DIRECTIONS FOR THIS TASK >>
Go over the data and keep only the lines that include "name".

Website and app data records

──────

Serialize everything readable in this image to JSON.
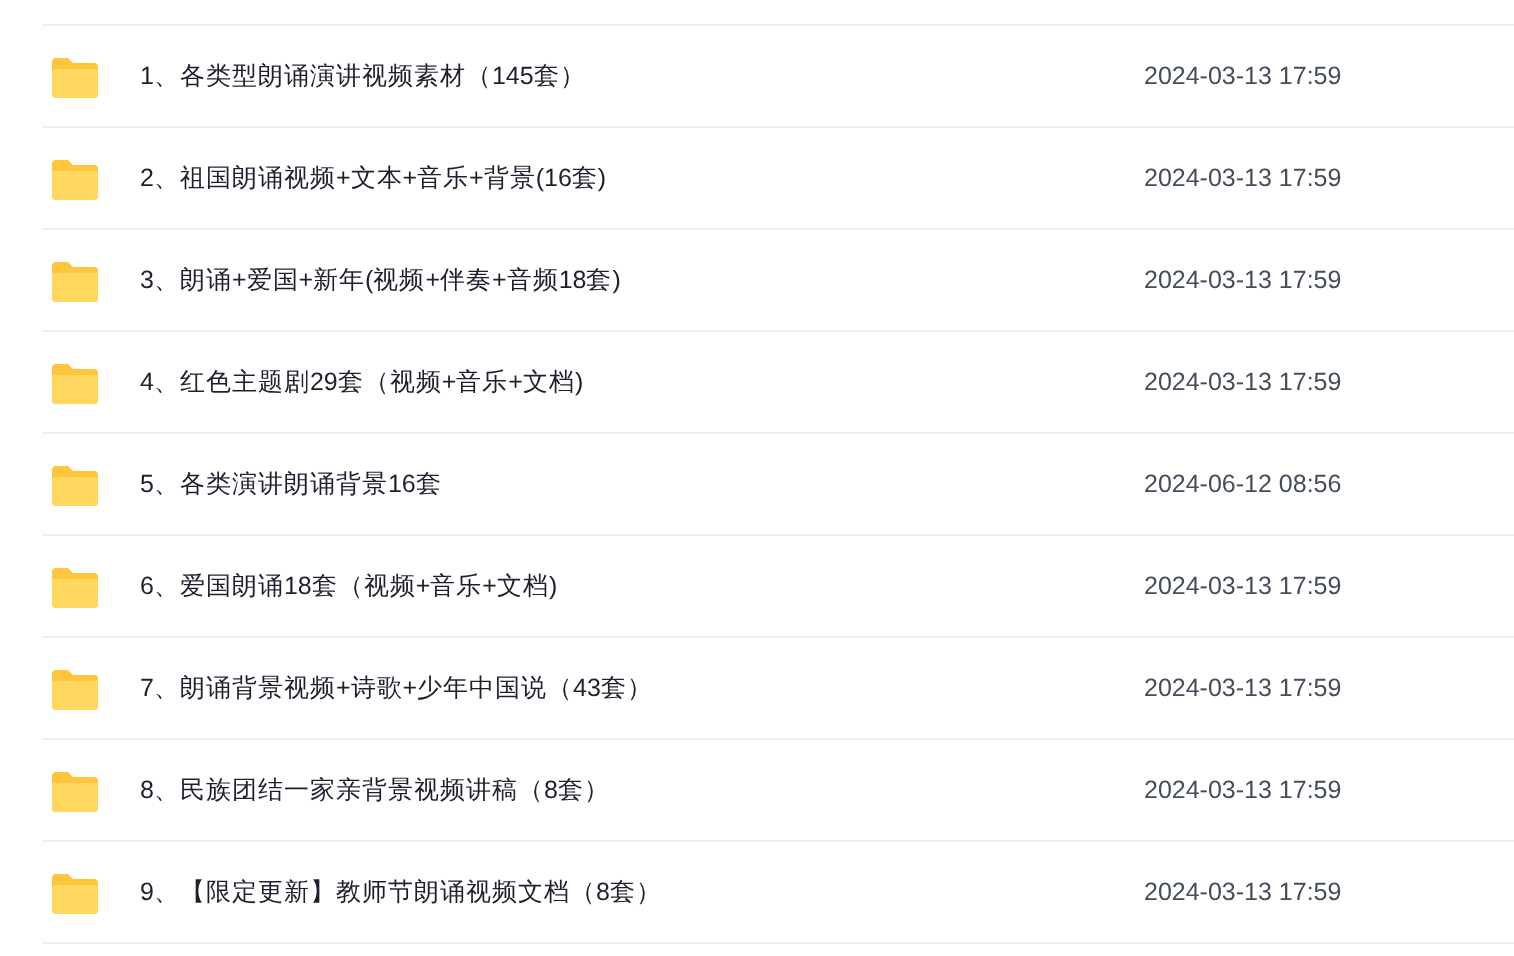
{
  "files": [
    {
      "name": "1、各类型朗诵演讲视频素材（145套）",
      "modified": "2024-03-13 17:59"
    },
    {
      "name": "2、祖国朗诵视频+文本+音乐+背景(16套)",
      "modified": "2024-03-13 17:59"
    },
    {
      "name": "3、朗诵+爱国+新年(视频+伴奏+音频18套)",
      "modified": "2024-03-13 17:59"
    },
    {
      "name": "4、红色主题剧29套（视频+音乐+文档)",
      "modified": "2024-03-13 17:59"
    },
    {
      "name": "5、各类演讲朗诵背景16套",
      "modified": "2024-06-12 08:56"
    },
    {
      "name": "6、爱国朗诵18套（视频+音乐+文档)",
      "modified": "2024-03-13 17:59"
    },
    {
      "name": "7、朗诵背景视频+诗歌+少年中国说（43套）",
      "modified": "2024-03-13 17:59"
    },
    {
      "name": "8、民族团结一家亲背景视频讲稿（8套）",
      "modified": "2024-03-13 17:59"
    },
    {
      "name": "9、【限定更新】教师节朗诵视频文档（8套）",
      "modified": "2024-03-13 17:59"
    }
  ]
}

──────

RESPONSE AREA >>
      "name": "1、各类型朗诵演讲视频素材（145套）",
      "name": "2、祖国朗诵视频+文本+音乐+背景(16套)",
      "name": "3、朗诵+爱国+新年(视频+伴奏+音频18套)",
      "name": "4、红色主题剧29套（视频+音乐+文档)",
      "name": "5、各类演讲朗诵背景16套",
      "name": "6、爱国朗诵18套（视频+音乐+文档)",
      "name": "7、朗诵背景视频+诗歌+少年中国说（43套）",
      "name": "8、民族团结一家亲背景视频讲稿（8套）",
      "name": "9、【限定更新】教师节朗诵视频文档（8套）",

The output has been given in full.